Project Overview

LS22-379
Project Type: Research and Education
Funds awarded in 2022: $22,898.00
Projected End Date: 03/31/2024
Grant Recipient: Alcorn State University
Region: Southern
State: Mississippi
Principal Investigator:
Dr. Daniel Collins
Alcorn State University
Co-Investigators:
Dr. Tahir Rashid
Alcorn State Universit

Commodities

Not commodity specific

Practices

  • Education and Training: networking, technical assistance
  • Pest Management: integrated pest management

    Proposal abstract:

    Small farmers in the southern region of the U.S. face serious challenges in managing plant diseases, weeds, and insects in crops and forest ecosystems. Yield losses due to sub-tropical climate conditions, weather extremes (e.g., hurricanes, drought, tornados), and pest outbreaks have been substantial. Socially disadvantaged small farmers are more vulnerable to losses due to lack of Integrated Pest Management (IPM) knowledge, limited resources, and challenging circumstances for managing plant pests.  Typically, most IPM projects have focused on large farms. This is a unique project in that it addresses Small Farm IPM.  Alcorn’s agriculture research and extension program has created a niche in serving small farmers in Mississippi.
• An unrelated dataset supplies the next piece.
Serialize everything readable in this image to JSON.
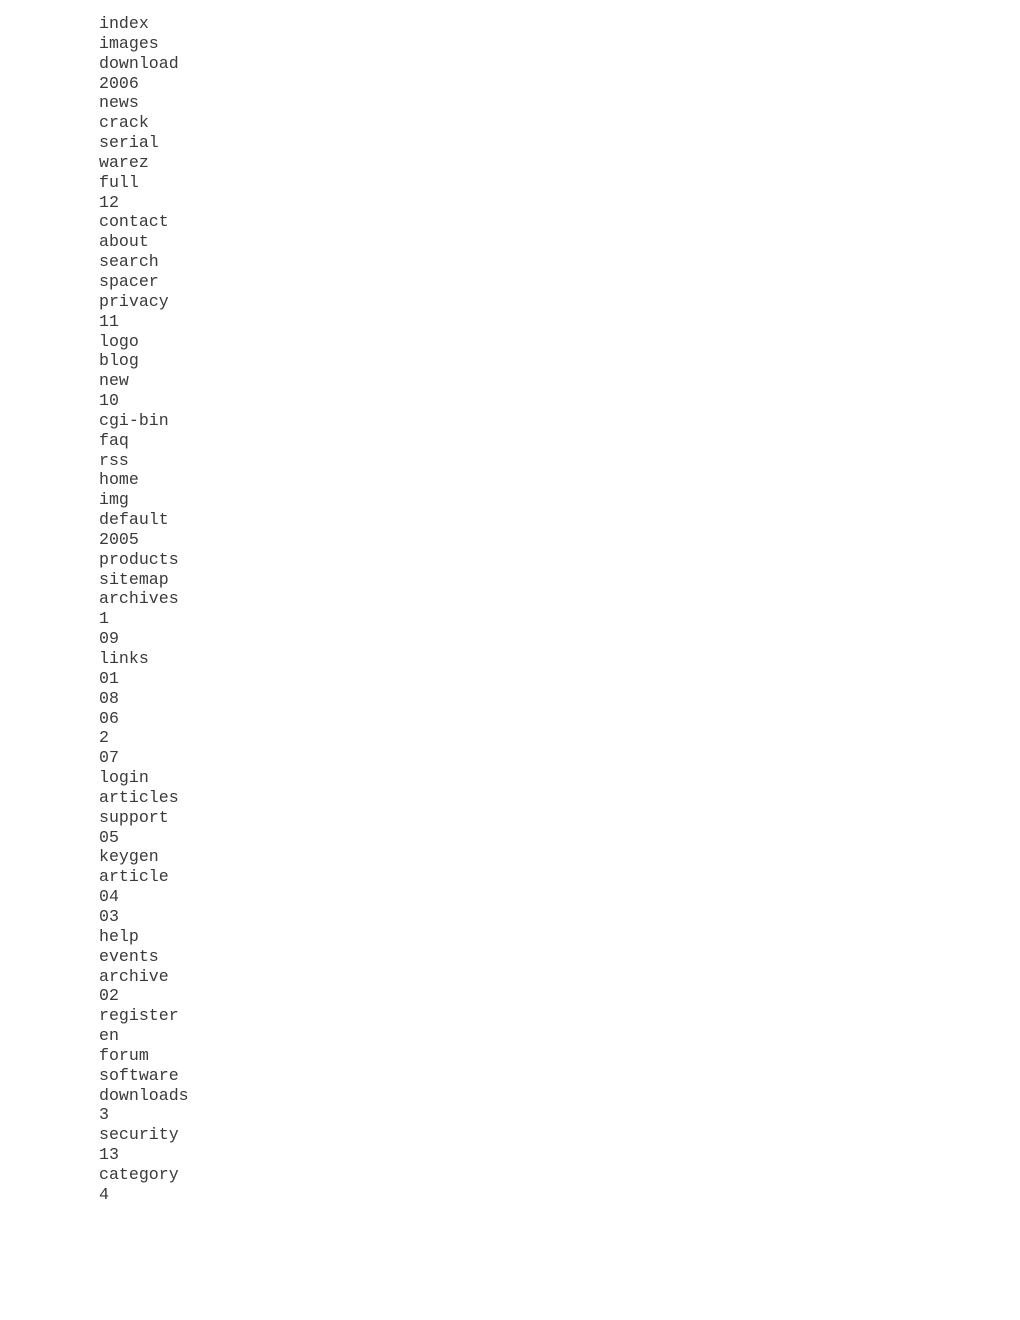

Leveraging on this strength, Alcorn is taking the lead in organizing a multi-state-territory interdisciplinary IPM working group of 1890 Land-Grant Universities, and uniting with a diverse group of small farmers, entrepreneurs, students, and agricultural alliances to address key agricultural problems and identify IPM research and extension needs of small farmers.

    Project objectives from proposal:
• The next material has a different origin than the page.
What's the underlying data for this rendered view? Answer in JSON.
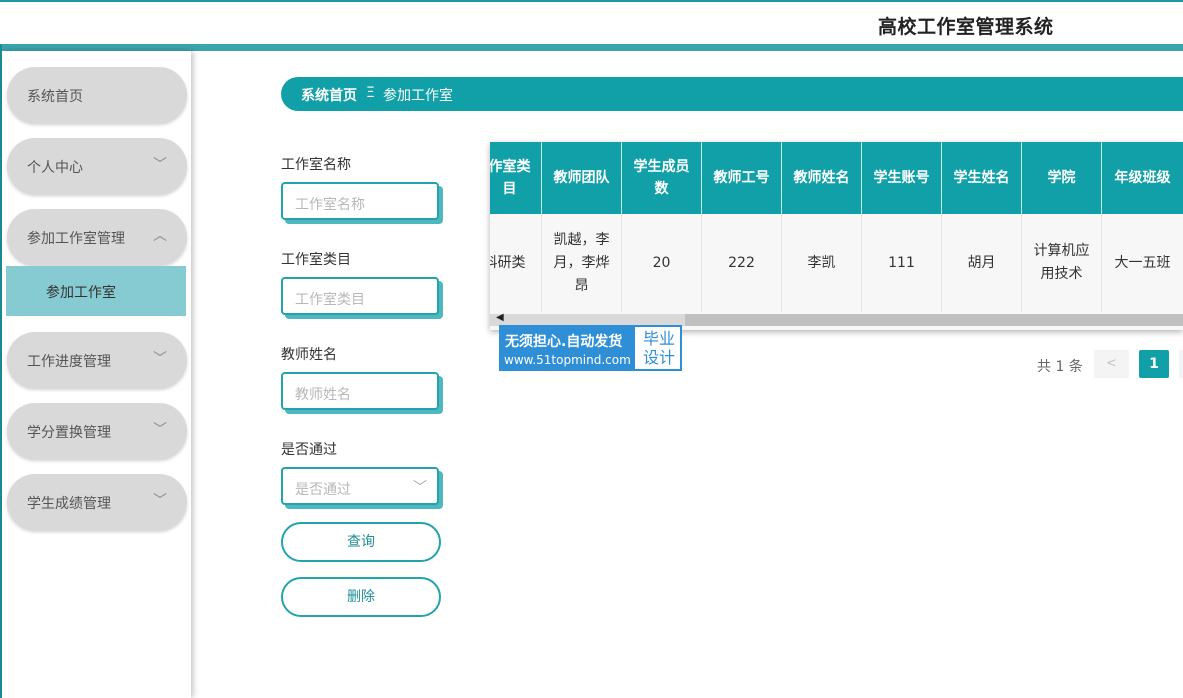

    The specific objectives identified for the 1890 Small Farm IPM Working Group proposal are:

    Objective 1: Unite farmers, students, community groups, and stakeholders across 4 southern states and 1 territory.

    Objective 2: Identify key problems to multiple agricultural systems, targeting small farms - urban and rural.

    Objective 3: Choose a combination of practical, safe, innovative and adaptive management strategies within a cropping system to minimize pests and other agricultural challenges.

    Objective 4: Extend knowledge to users via publishing identified bulletins, holding on-farm workshops and trainings.

    Objective 5: Produce a roadmap to assist the team in writing a multi-state-territory grant.

    Objective 6: Evaluate the effectiveness and impact of the IPM working group proposal meeting.

    Any opinions, findings, conclusions, or recommendations expressed in this publication are those of the author(s) and do not necessarily reflect the view of the U.S. Department of Agriculture or SARE.